**Exercise aim**: Looking through the data, please report how many lines contain the string "November", giving nothing but the number.

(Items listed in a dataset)

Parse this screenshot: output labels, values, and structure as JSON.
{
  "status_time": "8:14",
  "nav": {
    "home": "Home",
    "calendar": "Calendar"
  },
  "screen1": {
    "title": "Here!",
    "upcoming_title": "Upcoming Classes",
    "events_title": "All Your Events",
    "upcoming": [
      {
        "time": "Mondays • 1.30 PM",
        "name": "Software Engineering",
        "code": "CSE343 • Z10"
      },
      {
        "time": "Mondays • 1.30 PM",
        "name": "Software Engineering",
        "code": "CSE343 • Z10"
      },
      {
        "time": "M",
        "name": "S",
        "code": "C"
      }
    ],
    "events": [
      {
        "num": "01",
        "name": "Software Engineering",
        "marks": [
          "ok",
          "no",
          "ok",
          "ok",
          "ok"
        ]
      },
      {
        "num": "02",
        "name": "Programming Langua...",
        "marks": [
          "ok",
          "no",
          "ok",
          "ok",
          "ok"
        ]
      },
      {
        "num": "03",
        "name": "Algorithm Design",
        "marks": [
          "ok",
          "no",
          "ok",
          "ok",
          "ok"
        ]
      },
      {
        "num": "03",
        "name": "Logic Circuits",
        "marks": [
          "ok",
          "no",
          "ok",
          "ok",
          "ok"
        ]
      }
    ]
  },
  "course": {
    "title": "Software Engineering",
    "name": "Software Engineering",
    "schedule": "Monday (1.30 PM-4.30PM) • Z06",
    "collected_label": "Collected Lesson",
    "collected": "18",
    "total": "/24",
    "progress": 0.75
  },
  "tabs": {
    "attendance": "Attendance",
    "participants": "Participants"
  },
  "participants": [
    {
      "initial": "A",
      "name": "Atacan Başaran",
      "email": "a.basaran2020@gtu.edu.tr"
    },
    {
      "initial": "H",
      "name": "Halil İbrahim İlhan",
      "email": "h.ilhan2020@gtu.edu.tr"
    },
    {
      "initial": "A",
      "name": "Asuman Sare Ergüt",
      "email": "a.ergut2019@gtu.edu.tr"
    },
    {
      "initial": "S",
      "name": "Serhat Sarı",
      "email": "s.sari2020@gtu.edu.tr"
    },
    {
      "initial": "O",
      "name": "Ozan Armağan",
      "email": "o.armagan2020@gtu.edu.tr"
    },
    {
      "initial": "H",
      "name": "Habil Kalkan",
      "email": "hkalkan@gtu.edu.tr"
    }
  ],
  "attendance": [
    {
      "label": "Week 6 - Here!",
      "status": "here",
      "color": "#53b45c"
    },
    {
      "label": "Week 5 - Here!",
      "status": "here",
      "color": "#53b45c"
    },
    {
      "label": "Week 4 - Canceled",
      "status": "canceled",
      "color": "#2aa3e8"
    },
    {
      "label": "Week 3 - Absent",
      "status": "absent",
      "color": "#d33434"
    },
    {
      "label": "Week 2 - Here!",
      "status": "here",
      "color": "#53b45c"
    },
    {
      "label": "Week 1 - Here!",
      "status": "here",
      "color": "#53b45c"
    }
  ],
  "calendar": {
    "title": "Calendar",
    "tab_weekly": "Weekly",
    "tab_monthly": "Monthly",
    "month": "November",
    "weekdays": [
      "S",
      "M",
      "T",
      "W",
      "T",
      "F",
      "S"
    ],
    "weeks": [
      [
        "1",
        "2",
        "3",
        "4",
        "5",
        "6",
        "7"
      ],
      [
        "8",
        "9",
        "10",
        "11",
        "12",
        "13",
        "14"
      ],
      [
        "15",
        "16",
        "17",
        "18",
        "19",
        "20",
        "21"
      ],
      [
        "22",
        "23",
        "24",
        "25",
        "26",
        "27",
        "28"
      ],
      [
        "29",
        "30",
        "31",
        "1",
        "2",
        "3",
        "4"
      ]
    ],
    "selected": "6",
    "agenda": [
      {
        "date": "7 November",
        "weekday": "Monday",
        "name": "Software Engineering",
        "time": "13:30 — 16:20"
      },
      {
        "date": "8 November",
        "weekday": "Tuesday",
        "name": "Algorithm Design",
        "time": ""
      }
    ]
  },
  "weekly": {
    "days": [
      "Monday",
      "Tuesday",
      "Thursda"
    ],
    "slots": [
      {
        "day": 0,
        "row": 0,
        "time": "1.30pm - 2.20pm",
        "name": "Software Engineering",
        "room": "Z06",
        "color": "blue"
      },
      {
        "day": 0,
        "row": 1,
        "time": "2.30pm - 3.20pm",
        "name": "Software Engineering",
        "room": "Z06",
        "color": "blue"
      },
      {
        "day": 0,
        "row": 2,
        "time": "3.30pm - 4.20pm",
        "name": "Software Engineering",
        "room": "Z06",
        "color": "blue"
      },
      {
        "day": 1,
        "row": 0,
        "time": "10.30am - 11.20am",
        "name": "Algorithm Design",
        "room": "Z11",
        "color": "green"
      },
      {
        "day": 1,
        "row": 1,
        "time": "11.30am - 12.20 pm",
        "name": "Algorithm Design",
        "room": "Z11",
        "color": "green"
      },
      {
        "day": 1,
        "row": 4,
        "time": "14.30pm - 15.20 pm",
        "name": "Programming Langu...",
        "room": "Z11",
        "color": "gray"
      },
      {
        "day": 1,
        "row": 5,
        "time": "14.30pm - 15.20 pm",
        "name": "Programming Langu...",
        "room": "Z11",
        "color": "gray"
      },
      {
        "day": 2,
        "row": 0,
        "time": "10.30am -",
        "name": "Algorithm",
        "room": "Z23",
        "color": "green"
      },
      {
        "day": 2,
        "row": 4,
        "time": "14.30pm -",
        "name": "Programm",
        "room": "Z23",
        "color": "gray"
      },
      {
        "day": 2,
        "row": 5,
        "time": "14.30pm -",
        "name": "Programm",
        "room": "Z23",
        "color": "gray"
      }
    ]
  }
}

**Answer**: 3